#### [THE DATA]

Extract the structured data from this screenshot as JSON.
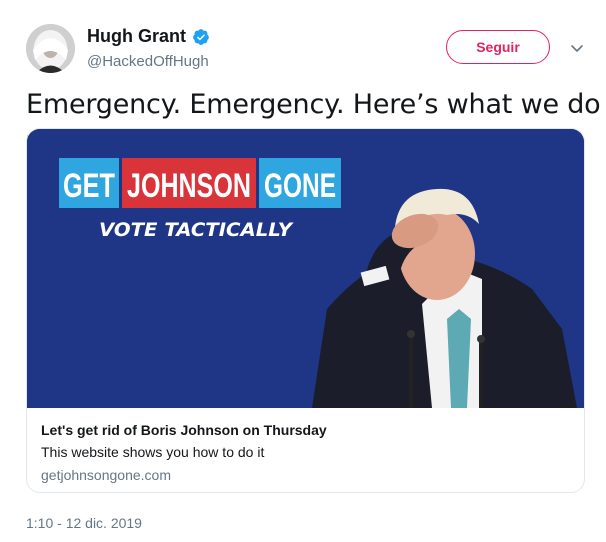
{
  "author": {
    "display_name": "Hugh Grant",
    "handle": "@HackedOffHugh",
    "verified": true
  },
  "follow_button_label": "Seguir",
  "tweet": {
    "text": "Emergency. Emergency. Here’s what we do -",
    "timestamp": "1:10 - 12 dic. 2019"
  },
  "card": {
    "image": {
      "headline_words": [
        "GET",
        "JOHNSON",
        "GONE"
      ],
      "tagline": "VOTE TACTICALLY"
    },
    "title": "Let's get rid of Boris Johnson on Thursday",
    "description": "This website shows you how to do it",
    "domain": "getjohnsongone.com"
  },
  "icons": {
    "verified": "verified-badge-icon",
    "caret": "chevron-down-icon"
  },
  "colors": {
    "follow_accent": "#e0245e",
    "verified_blue": "#1da1f2",
    "card_bg": "#1f3585",
    "headline_blue": "#2fa6e0",
    "headline_red": "#d8343a"
  }
}
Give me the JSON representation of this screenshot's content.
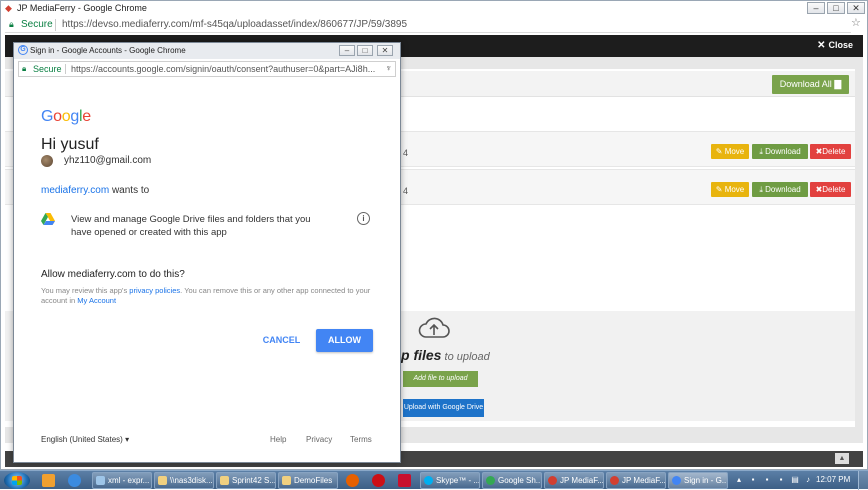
{
  "window": {
    "title": "JP MediaFerry - Google Chrome",
    "secure_label": "Secure",
    "url": "https://devso.mediaferry.com/mf-s45qa/uploadasset/index/860677/JP/59/3895"
  },
  "site": {
    "close_label": "Close",
    "download_all_label": "Download All",
    "rows": [
      {
        "text": "4",
        "move": "Move",
        "download": "Download",
        "delete": "Delete"
      },
      {
        "text": "4",
        "move": "Move",
        "download": "Download",
        "delete": "Delete"
      }
    ],
    "drop_bold": "p files",
    "drop_rest": " to upload",
    "add_file_label": "Add file to upload",
    "gdrive_label": "Upload with Google Drive"
  },
  "popup": {
    "title": "Sign in - Google Accounts - Google Chrome",
    "secure_label": "Secure",
    "url": "https://accounts.google.com/signin/oauth/consent?authuser=0&part=AJi8h...",
    "logo_letters": [
      "G",
      "o",
      "o",
      "g",
      "l",
      "e"
    ],
    "greeting": "Hi yusuf",
    "email": "yhz110@gmail.com",
    "app_name": "mediaferry.com",
    "wants_suffix": " wants to",
    "scope_text": "View and manage Google Drive files and folders that you have opened or created with this app",
    "allow_question": "Allow mediaferry.com to do this?",
    "fine_1": "You may review this app's ",
    "fine_link_1": "privacy policies",
    "fine_2": ". You can remove this or any other app connected to your account in ",
    "fine_link_2": "My Account",
    "cancel_label": "CANCEL",
    "allow_label": "ALLOW",
    "language": "English (United States)",
    "help": "Help",
    "privacy": "Privacy",
    "terms": "Terms"
  },
  "taskbar": {
    "items": [
      {
        "label": "xml - expr...",
        "color": "#9ec5e8"
      },
      {
        "label": "\\\\nas3disk...",
        "color": "#f0d080"
      },
      {
        "label": "Sprint42 S...",
        "color": "#f0d080"
      },
      {
        "label": "DemoFiles",
        "color": "#f0d080"
      },
      {
        "label": "Skype™ - ...",
        "color": "#00aff0"
      },
      {
        "label": "Google Sh...",
        "color": "#34a853"
      },
      {
        "label": "JP MediaF...",
        "color": "#d23f31"
      },
      {
        "label": "JP MediaF...",
        "color": "#d23f31"
      },
      {
        "label": "Sign in - G...",
        "color": "#4285f4"
      }
    ],
    "clock": "12:07 PM"
  }
}
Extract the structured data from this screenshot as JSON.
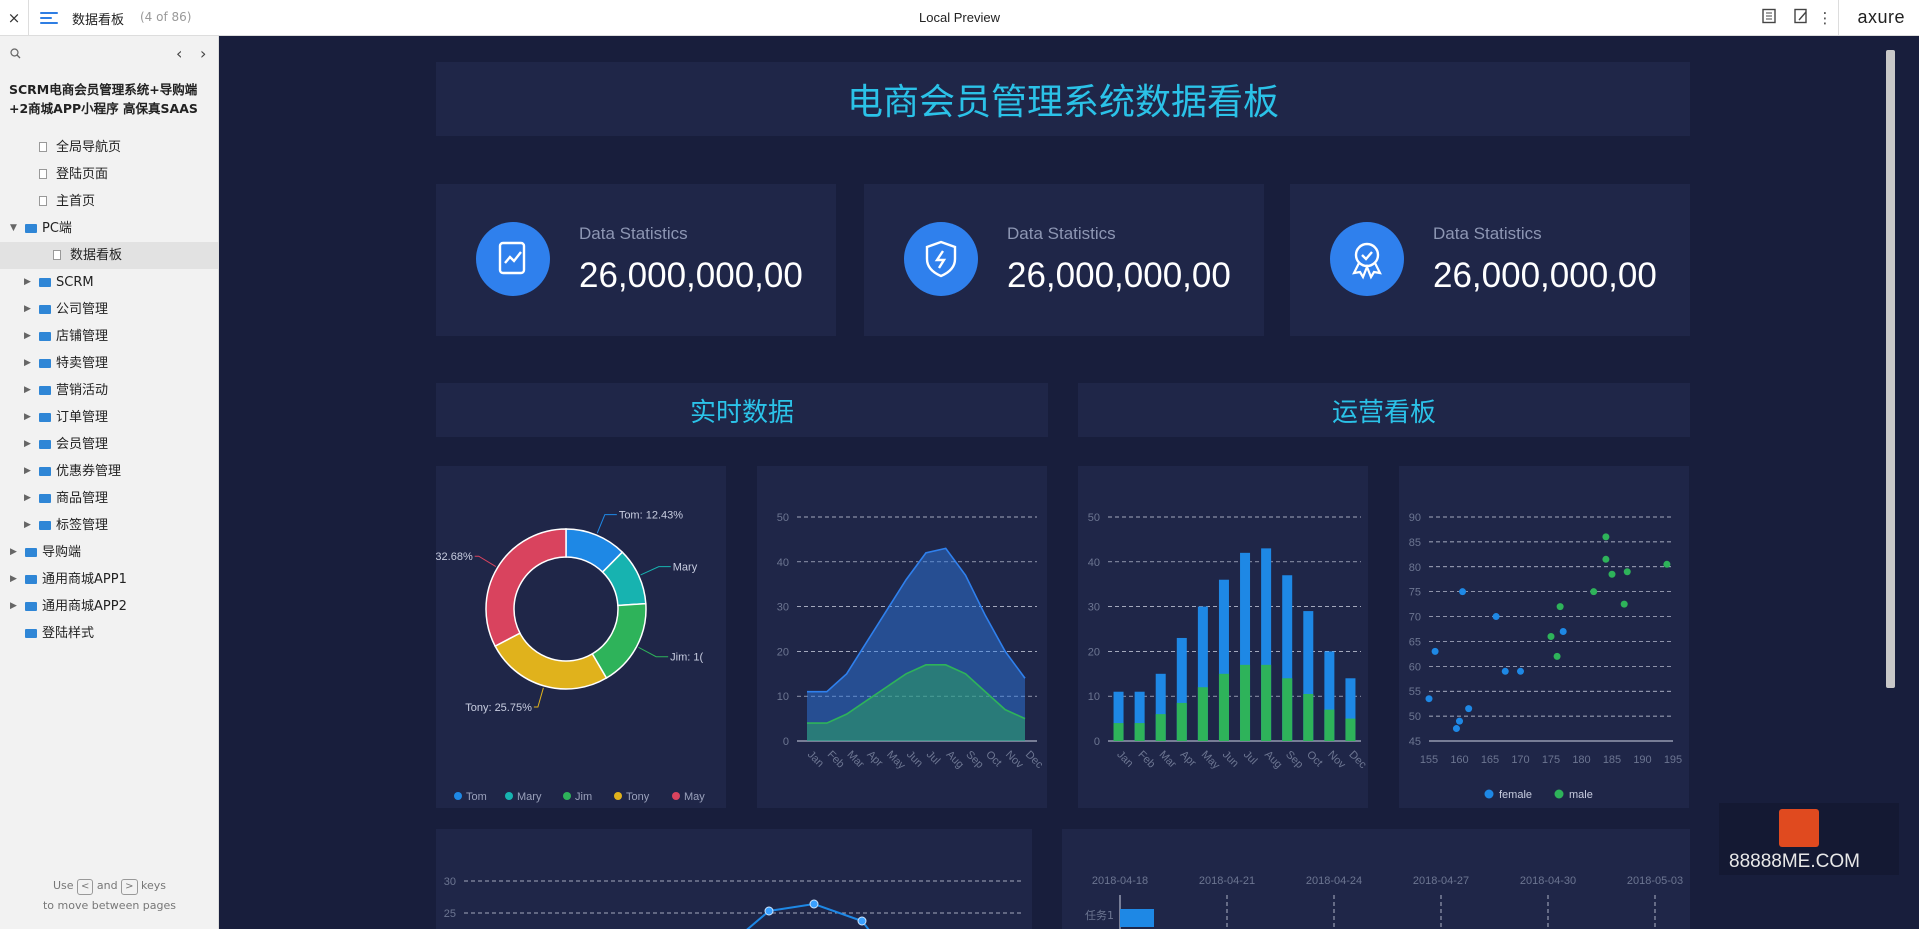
{
  "topbar": {
    "close": "×",
    "page_title": "数据看板",
    "page_count": "(4 of 86)",
    "center_title": "Local Preview",
    "logo": "axure"
  },
  "sidebar": {
    "project": "SCRM电商会员管理系统+导购端+2商城APP小程序 高保真SAAS",
    "items": [
      {
        "label": "全局导航页",
        "type": "page",
        "level": 1
      },
      {
        "label": "登陆页面",
        "type": "page",
        "level": 1
      },
      {
        "label": "主首页",
        "type": "page",
        "level": 1
      },
      {
        "label": "PC端",
        "type": "folder",
        "level": 0,
        "open": true
      },
      {
        "label": "数据看板",
        "type": "page",
        "level": 2,
        "selected": true
      },
      {
        "label": "SCRM",
        "type": "folder",
        "level": 1
      },
      {
        "label": "公司管理",
        "type": "folder",
        "level": 1
      },
      {
        "label": "店铺管理",
        "type": "folder",
        "level": 1
      },
      {
        "label": "特卖管理",
        "type": "folder",
        "level": 1
      },
      {
        "label": "营销活动",
        "type": "folder",
        "level": 1
      },
      {
        "label": "订单管理",
        "type": "folder",
        "level": 1
      },
      {
        "label": "会员管理",
        "type": "folder",
        "level": 1
      },
      {
        "label": "优惠券管理",
        "type": "folder",
        "level": 1
      },
      {
        "label": "商品管理",
        "type": "folder",
        "level": 1
      },
      {
        "label": "标签管理",
        "type": "folder",
        "level": 1
      },
      {
        "label": "导购端",
        "type": "folder",
        "level": 0
      },
      {
        "label": "通用商城APP1",
        "type": "folder",
        "level": 0
      },
      {
        "label": "通用商城APP2",
        "type": "folder",
        "level": 0
      },
      {
        "label": "登陆样式",
        "type": "folder",
        "level": 0,
        "noarrow": true
      }
    ],
    "hint_use": "Use",
    "hint_and": "and",
    "hint_keys": "keys",
    "hint_line2": "to move between pages",
    "key_prev": "<",
    "key_next": ">"
  },
  "dashboard": {
    "title": "电商会员管理系统数据看板",
    "stats": [
      {
        "label": "Data Statistics",
        "value": "26,000,000,00",
        "icon": "chart-doc-icon"
      },
      {
        "label": "Data Statistics",
        "value": "26,000,000,00",
        "icon": "shield-bolt-icon"
      },
      {
        "label": "Data Statistics",
        "value": "26,000,000,00",
        "icon": "award-badge-icon"
      }
    ],
    "section_left": "实时数据",
    "section_right": "运营看板"
  },
  "colors": {
    "blue": "#1e88e5",
    "teal": "#17b3b0",
    "green": "#2eb35a",
    "yellow": "#e0b21c",
    "red": "#d9435e",
    "cyan": "#2bc2e8"
  },
  "chart_data": [
    {
      "type": "pie",
      "slices": [
        {
          "name": "Tom",
          "value": 12.43,
          "color": "#1e88e5"
        },
        {
          "name": "Mary",
          "value": 11.5,
          "color": "#17b3b0"
        },
        {
          "name": "Jim",
          "value": 17.64,
          "color": "#2eb35a"
        },
        {
          "name": "Tony",
          "value": 25.75,
          "color": "#e0b21c"
        },
        {
          "name": "May",
          "value": 32.68,
          "color": "#d9435e"
        }
      ],
      "labels": [
        {
          "text": "Tom: 12.43%"
        },
        {
          "text": "Mary"
        },
        {
          "text": "Jim: 1("
        },
        {
          "text": "Tony: 25.75%"
        },
        {
          "text": "32.68%"
        }
      ],
      "legend": [
        "Tom",
        "Mary",
        "Jim",
        "Tony",
        "May"
      ]
    },
    {
      "type": "area",
      "categories": [
        "Jan",
        "Feb",
        "Mar",
        "Apr",
        "May",
        "Jun",
        "Jul",
        "Aug",
        "Sep",
        "Oct",
        "Nov",
        "Dec"
      ],
      "ylim": [
        0,
        50
      ],
      "yticks": [
        "0",
        "10",
        "20",
        "30",
        "40",
        "50"
      ],
      "series": [
        {
          "values": [
            11,
            11,
            15,
            22,
            29,
            36,
            42,
            43,
            37,
            28,
            20,
            14
          ],
          "color": "#2f80ed"
        },
        {
          "values": [
            4,
            4,
            6,
            9,
            12,
            15,
            17,
            17,
            15,
            11,
            7,
            5
          ],
          "color": "#2eb35a"
        }
      ]
    },
    {
      "type": "bar",
      "categories": [
        "Jan",
        "Feb",
        "Mar",
        "Apr",
        "May",
        "Jun",
        "Jul",
        "Aug",
        "Sep",
        "Oct",
        "Nov",
        "Dec"
      ],
      "ylim": [
        0,
        50
      ],
      "yticks": [
        "0",
        "10",
        "20",
        "30",
        "40",
        "50"
      ],
      "series": [
        {
          "values": [
            11,
            11,
            15,
            23,
            30,
            36,
            42,
            43,
            37,
            29,
            20,
            14
          ],
          "color": "#1e88e5"
        },
        {
          "values": [
            4,
            4,
            6,
            8.5,
            12,
            15,
            17,
            17,
            14,
            10.5,
            7,
            5
          ],
          "color": "#2eb35a"
        }
      ]
    },
    {
      "type": "scatter",
      "xlim": [
        155,
        195
      ],
      "ylim": [
        45,
        90
      ],
      "xticks": [
        "155",
        "160",
        "165",
        "170",
        "175",
        "180",
        "185",
        "190",
        "195"
      ],
      "yticks": [
        "45",
        "50",
        "55",
        "60",
        "65",
        "70",
        "75",
        "80",
        "85",
        "90"
      ],
      "series": [
        {
          "name": "female",
          "color": "#1e88e5",
          "points": [
            [
              155,
              53.5
            ],
            [
              156,
              63
            ],
            [
              159.5,
              47.5
            ],
            [
              160,
              49
            ],
            [
              160.5,
              75
            ],
            [
              161.5,
              51.5
            ],
            [
              166,
              70
            ],
            [
              167.5,
              59
            ],
            [
              170,
              59
            ],
            [
              177,
              67
            ]
          ]
        },
        {
          "name": "male",
          "color": "#2eb35a",
          "points": [
            [
              175,
              66
            ],
            [
              176,
              62
            ],
            [
              176.5,
              72
            ],
            [
              182,
              75
            ],
            [
              184,
              86
            ],
            [
              184,
              81.5
            ],
            [
              185,
              78.5
            ],
            [
              187,
              72.5
            ],
            [
              187.5,
              79
            ],
            [
              194,
              80.5
            ]
          ]
        }
      ]
    },
    {
      "type": "line",
      "yticks": [
        "25",
        "30"
      ]
    },
    {
      "type": "gantt",
      "dates": [
        "2018-04-18",
        "2018-04-21",
        "2018-04-24",
        "2018-04-27",
        "2018-04-30",
        "2018-05-03"
      ],
      "tasks": [
        "任务1"
      ]
    }
  ],
  "watermark": "88888ME.COM"
}
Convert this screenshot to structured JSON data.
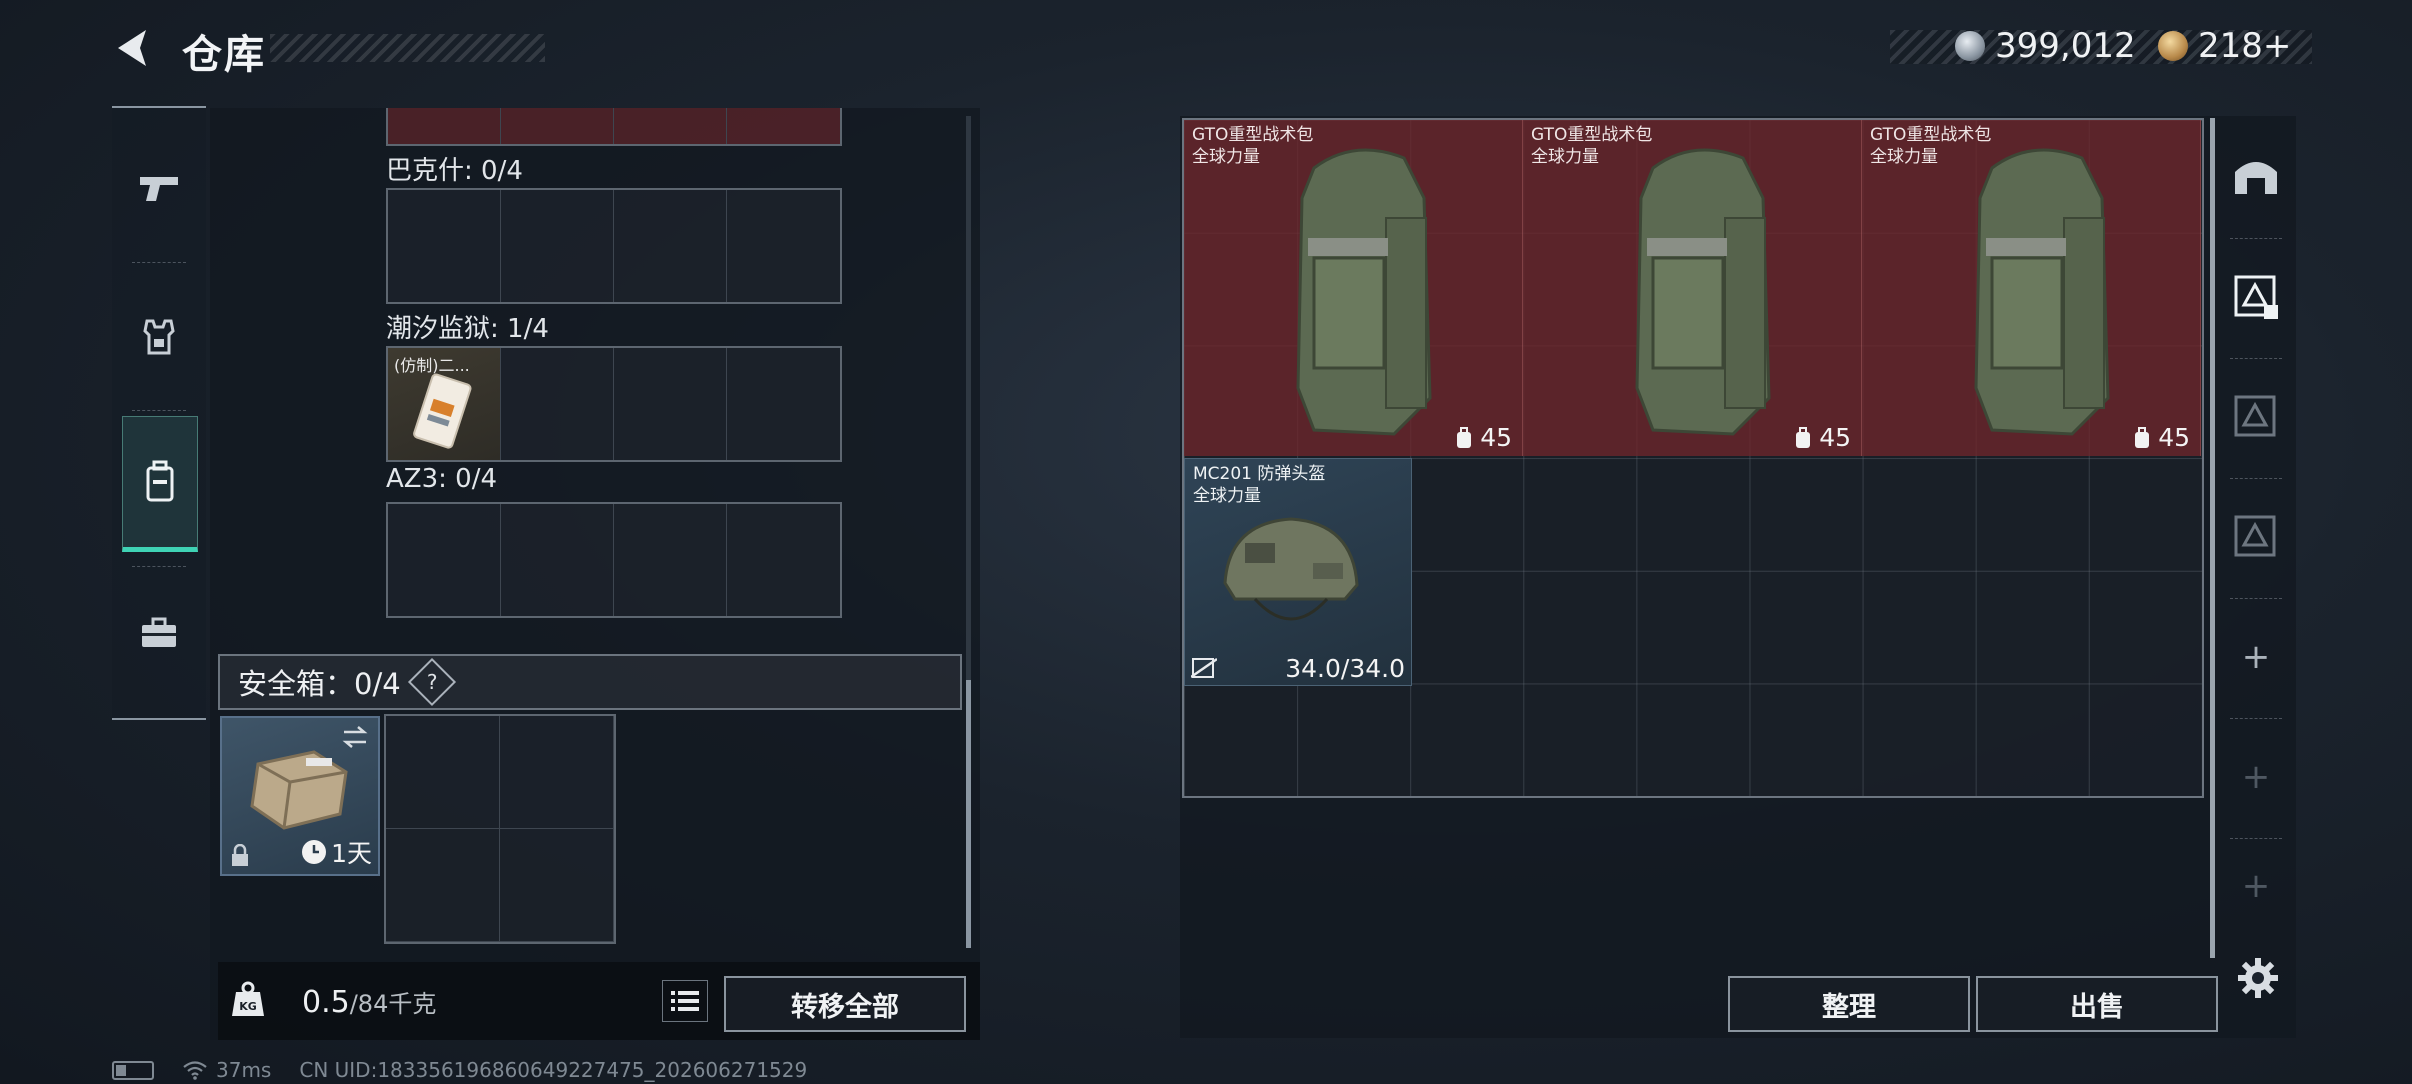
{
  "header": {
    "title": "仓库"
  },
  "currency": [
    {
      "value": "399,012",
      "icon": "silver-coin-icon"
    },
    {
      "value": "218+",
      "icon": "gold-coin-icon"
    }
  ],
  "left_nav": [
    {
      "name": "pistol",
      "icon": "pistol-icon"
    },
    {
      "name": "armor",
      "icon": "armor-vest-icon"
    },
    {
      "name": "backpack",
      "icon": "backpack-icon",
      "active": true
    },
    {
      "name": "toolbox",
      "icon": "toolbox-icon"
    }
  ],
  "inventory": {
    "sections": [
      {
        "label": "巴克什: 0/4",
        "filled": 0
      },
      {
        "label": "潮汐监狱: 1/4",
        "filled": 1,
        "item_label": "(仿制)二..."
      },
      {
        "label": "AZ3: 0/4",
        "filled": 0
      }
    ],
    "safebox": {
      "label": "安全箱：0/4",
      "help": "?",
      "timer": "1天"
    },
    "weight": {
      "current": "0.5",
      "max": "/84千克"
    },
    "transfer_all": "转移全部"
  },
  "stash": {
    "bags": [
      {
        "name": "GTO重型战术包",
        "sub": "全球力量",
        "capacity": "45"
      },
      {
        "name": "GTO重型战术包",
        "sub": "全球力量",
        "capacity": "45"
      },
      {
        "name": "GTO重型战术包",
        "sub": "全球力量",
        "capacity": "45"
      }
    ],
    "helmet": {
      "name": "MC201 防弹头盔",
      "sub": "全球力量",
      "durability": "34.0/34.0"
    },
    "grid": {
      "cols": 9,
      "rows": 6
    }
  },
  "right_nav": {
    "tabs": [
      "stash-home-icon",
      "stash-tab-1-icon",
      "stash-tab-2-icon",
      "stash-tab-3-icon"
    ],
    "plus": "+"
  },
  "actions": {
    "sort": "整理",
    "sell": "出售"
  },
  "status_bar": {
    "ping": "37ms",
    "uid": "CN UID:18335619686064922747​5_202606271529"
  },
  "colors": {
    "accent": "#3fd3b5",
    "bag_bg": "#6e262c",
    "helmet_bg": "#2f4456"
  }
}
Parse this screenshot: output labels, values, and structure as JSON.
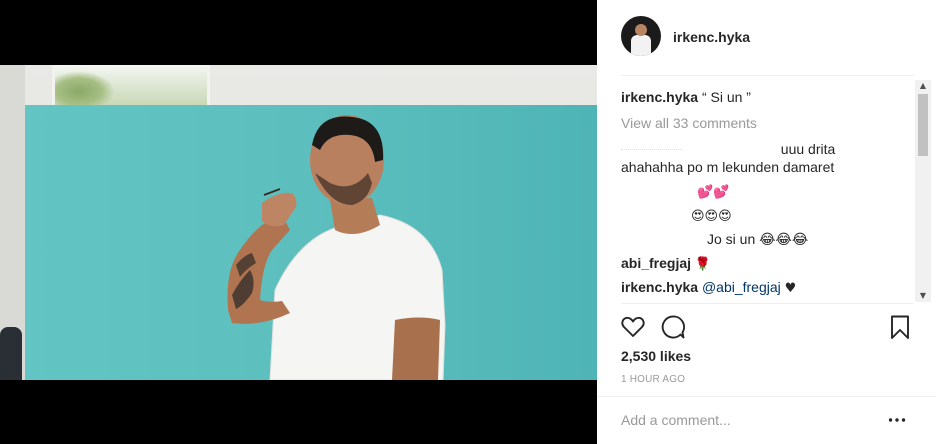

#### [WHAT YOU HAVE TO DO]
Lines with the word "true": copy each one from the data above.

#### [SOLUTION BELOW]
    "verified": true
        "open": true
        "selected": true
        "noarrow": true
      "active": true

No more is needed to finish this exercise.